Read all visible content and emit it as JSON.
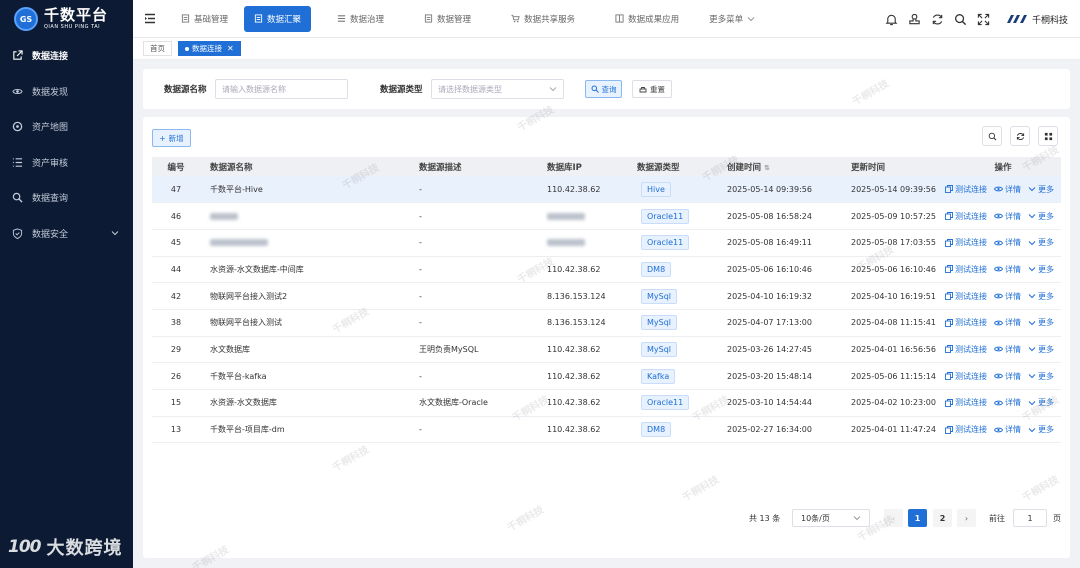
{
  "app": {
    "logo_badge": "GS",
    "logo_main": "千数平台",
    "logo_sub": "QIAN SHU PING TAI"
  },
  "sidebar": {
    "items": [
      {
        "label": "数据连接",
        "icon": "external-link-icon",
        "active": true
      },
      {
        "label": "数据发现",
        "icon": "eye-icon"
      },
      {
        "label": "资产地图",
        "icon": "target-icon"
      },
      {
        "label": "资产审核",
        "icon": "list-icon"
      },
      {
        "label": "数据查询",
        "icon": "search-icon"
      },
      {
        "label": "数据安全",
        "icon": "shield-icon",
        "expandable": true
      }
    ]
  },
  "topnav": {
    "items": [
      {
        "label": "基础管理",
        "icon": "document-icon"
      },
      {
        "label": "数据汇聚",
        "icon": "document-icon",
        "active": true
      },
      {
        "label": "数据治理",
        "icon": "list-icon"
      },
      {
        "label": "数据管理",
        "icon": "document-icon"
      },
      {
        "label": "数据共享服务",
        "icon": "cart-icon"
      },
      {
        "label": "数据成果应用",
        "icon": "layout-icon"
      },
      {
        "label": "更多菜单",
        "icon": "chevron-down-icon"
      }
    ]
  },
  "header": {
    "company": "千桐科技"
  },
  "tabs": [
    {
      "label": "首页"
    },
    {
      "label": "数据连接",
      "active": true
    }
  ],
  "search": {
    "name_label": "数据源名称",
    "name_placeholder": "请输入数据源名称",
    "type_label": "数据源类型",
    "type_placeholder": "请选择数据源类型",
    "query_button": "查询",
    "reset_button": "重置"
  },
  "toolbar": {
    "add_button": "新增"
  },
  "table": {
    "headers": {
      "id": "编号",
      "name": "数据源名称",
      "desc": "数据源描述",
      "ip": "数据库IP",
      "type": "数据源类型",
      "created": "创建时间",
      "updated": "更新时间",
      "ops": "操作"
    },
    "op_labels": {
      "test": "测试连接",
      "detail": "详情",
      "more": "更多"
    },
    "rows": [
      {
        "id": "47",
        "name": "千数平台-Hive",
        "desc": "-",
        "ip": "110.42.38.62",
        "type": "Hive",
        "created": "2025-05-14 09:39:56",
        "updated": "2025-05-14 09:39:56",
        "highlight": true
      },
      {
        "id": "46",
        "name": "",
        "desc": "-",
        "ip": "",
        "type": "Oracle11",
        "created": "2025-05-08 16:58:24",
        "updated": "2025-05-09 10:57:25",
        "blur_name": true,
        "blur_ip": true
      },
      {
        "id": "45",
        "name": "",
        "desc": "-",
        "ip": "",
        "type": "Oracle11",
        "created": "2025-05-08 16:49:11",
        "updated": "2025-05-08 17:03:55",
        "blur_name": true,
        "blur_ip": true
      },
      {
        "id": "44",
        "name": "水资源-水文数据库-中间库",
        "desc": "-",
        "ip": "110.42.38.62",
        "type": "DM8",
        "created": "2025-05-06 16:10:46",
        "updated": "2025-05-06 16:10:46"
      },
      {
        "id": "42",
        "name": "物联网平台接入测试2",
        "desc": "-",
        "ip": "8.136.153.124",
        "type": "MySql",
        "created": "2025-04-10 16:19:32",
        "updated": "2025-04-10 16:19:51"
      },
      {
        "id": "38",
        "name": "物联网平台接入测试",
        "desc": "-",
        "ip": "8.136.153.124",
        "type": "MySql",
        "created": "2025-04-07 17:13:00",
        "updated": "2025-04-08 11:15:41"
      },
      {
        "id": "29",
        "name": "水文数据库",
        "desc": "王明负责MySQL",
        "ip": "110.42.38.62",
        "type": "MySql",
        "created": "2025-03-26 14:27:45",
        "updated": "2025-04-01 16:56:56"
      },
      {
        "id": "26",
        "name": "千数平台-kafka",
        "desc": "-",
        "ip": "110.42.38.62",
        "type": "Kafka",
        "created": "2025-03-20 15:48:14",
        "updated": "2025-05-06 11:15:14"
      },
      {
        "id": "15",
        "name": "水资源-水文数据库",
        "desc": "水文数据库-Oracle",
        "ip": "110.42.38.62",
        "type": "Oracle11",
        "created": "2025-03-10 14:54:44",
        "updated": "2025-04-02 10:23:00"
      },
      {
        "id": "13",
        "name": "千数平台-项目库-dm",
        "desc": "-",
        "ip": "110.42.38.62",
        "type": "DM8",
        "created": "2025-02-27 16:34:00",
        "updated": "2025-04-01 11:47:24"
      }
    ]
  },
  "pagination": {
    "total": "共 13 条",
    "page_size": "10条/页",
    "pages": [
      "1",
      "2"
    ],
    "current": "1",
    "goto_label": "前往",
    "goto_value": "1",
    "page_suffix": "页"
  },
  "watermark_text": "千桐科技",
  "corner_brand": {
    "logo": "100",
    "text": "大数跨境"
  },
  "colors": {
    "sidebar_bg": "#0c1a33",
    "primary": "#1f6fd6"
  }
}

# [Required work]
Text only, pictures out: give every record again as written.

# [Finished exercise]
Read all visible content and emit it as JSON.
{
  "app": {
    "logo_badge": "GS",
    "logo_main": "千数平台",
    "logo_sub": "QIAN SHU PING TAI"
  },
  "sidebar": {
    "items": [
      {
        "label": "数据连接",
        "icon": "external-link-icon",
        "active": true
      },
      {
        "label": "数据发现",
        "icon": "eye-icon"
      },
      {
        "label": "资产地图",
        "icon": "target-icon"
      },
      {
        "label": "资产审核",
        "icon": "list-icon"
      },
      {
        "label": "数据查询",
        "icon": "search-icon"
      },
      {
        "label": "数据安全",
        "icon": "shield-icon",
        "expandable": true
      }
    ]
  },
  "topnav": {
    "items": [
      {
        "label": "基础管理",
        "icon": "document-icon"
      },
      {
        "label": "数据汇聚",
        "icon": "document-icon",
        "active": true
      },
      {
        "label": "数据治理",
        "icon": "list-icon"
      },
      {
        "label": "数据管理",
        "icon": "document-icon"
      },
      {
        "label": "数据共享服务",
        "icon": "cart-icon"
      },
      {
        "label": "数据成果应用",
        "icon": "layout-icon"
      },
      {
        "label": "更多菜单",
        "icon": "chevron-down-icon"
      }
    ]
  },
  "header": {
    "company": "千桐科技"
  },
  "tabs": [
    {
      "label": "首页"
    },
    {
      "label": "数据连接",
      "active": true
    }
  ],
  "search": {
    "name_label": "数据源名称",
    "name_placeholder": "请输入数据源名称",
    "type_label": "数据源类型",
    "type_placeholder": "请选择数据源类型",
    "query_button": "查询",
    "reset_button": "重置"
  },
  "toolbar": {
    "add_button": "新增"
  },
  "table": {
    "headers": {
      "id": "编号",
      "name": "数据源名称",
      "desc": "数据源描述",
      "ip": "数据库IP",
      "type": "数据源类型",
      "created": "创建时间",
      "updated": "更新时间",
      "ops": "操作"
    },
    "op_labels": {
      "test": "测试连接",
      "detail": "详情",
      "more": "更多"
    },
    "rows": [
      {
        "id": "47",
        "name": "千数平台-Hive",
        "desc": "-",
        "ip": "110.42.38.62",
        "type": "Hive",
        "created": "2025-05-14 09:39:56",
        "updated": "2025-05-14 09:39:56",
        "highlight": true
      },
      {
        "id": "46",
        "name": "",
        "desc": "-",
        "ip": "",
        "type": "Oracle11",
        "created": "2025-05-08 16:58:24",
        "updated": "2025-05-09 10:57:25",
        "blur_name": true,
        "blur_ip": true
      },
      {
        "id": "45",
        "name": "",
        "desc": "-",
        "ip": "",
        "type": "Oracle11",
        "created": "2025-05-08 16:49:11",
        "updated": "2025-05-08 17:03:55",
        "blur_name": true,
        "blur_ip": true
      },
      {
        "id": "44",
        "name": "水资源-水文数据库-中间库",
        "desc": "-",
        "ip": "110.42.38.62",
        "type": "DM8",
        "created": "2025-05-06 16:10:46",
        "updated": "2025-05-06 16:10:46"
      },
      {
        "id": "42",
        "name": "物联网平台接入测试2",
        "desc": "-",
        "ip": "8.136.153.124",
        "type": "MySql",
        "created": "2025-04-10 16:19:32",
        "updated": "2025-04-10 16:19:51"
      },
      {
        "id": "38",
        "name": "物联网平台接入测试",
        "desc": "-",
        "ip": "8.136.153.124",
        "type": "MySql",
        "created": "2025-04-07 17:13:00",
        "updated": "2025-04-08 11:15:41"
      },
      {
        "id": "29",
        "name": "水文数据库",
        "desc": "王明负责MySQL",
        "ip": "110.42.38.62",
        "type": "MySql",
        "created": "2025-03-26 14:27:45",
        "updated": "2025-04-01 16:56:56"
      },
      {
        "id": "26",
        "name": "千数平台-kafka",
        "desc": "-",
        "ip": "110.42.38.62",
        "type": "Kafka",
        "created": "2025-03-20 15:48:14",
        "updated": "2025-05-06 11:15:14"
      },
      {
        "id": "15",
        "name": "水资源-水文数据库",
        "desc": "水文数据库-Oracle",
        "ip": "110.42.38.62",
        "type": "Oracle11",
        "created": "2025-03-10 14:54:44",
        "updated": "2025-04-02 10:23:00"
      },
      {
        "id": "13",
        "name": "千数平台-项目库-dm",
        "desc": "-",
        "ip": "110.42.38.62",
        "type": "DM8",
        "created": "2025-02-27 16:34:00",
        "updated": "2025-04-01 11:47:24"
      }
    ]
  },
  "pagination": {
    "total": "共 13 条",
    "page_size": "10条/页",
    "pages": [
      "1",
      "2"
    ],
    "current": "1",
    "goto_label": "前往",
    "goto_value": "1",
    "page_suffix": "页"
  },
  "watermark_text": "千桐科技",
  "corner_brand": {
    "logo": "100",
    "text": "大数跨境"
  },
  "colors": {
    "sidebar_bg": "#0c1a33",
    "primary": "#1f6fd6"
  }
}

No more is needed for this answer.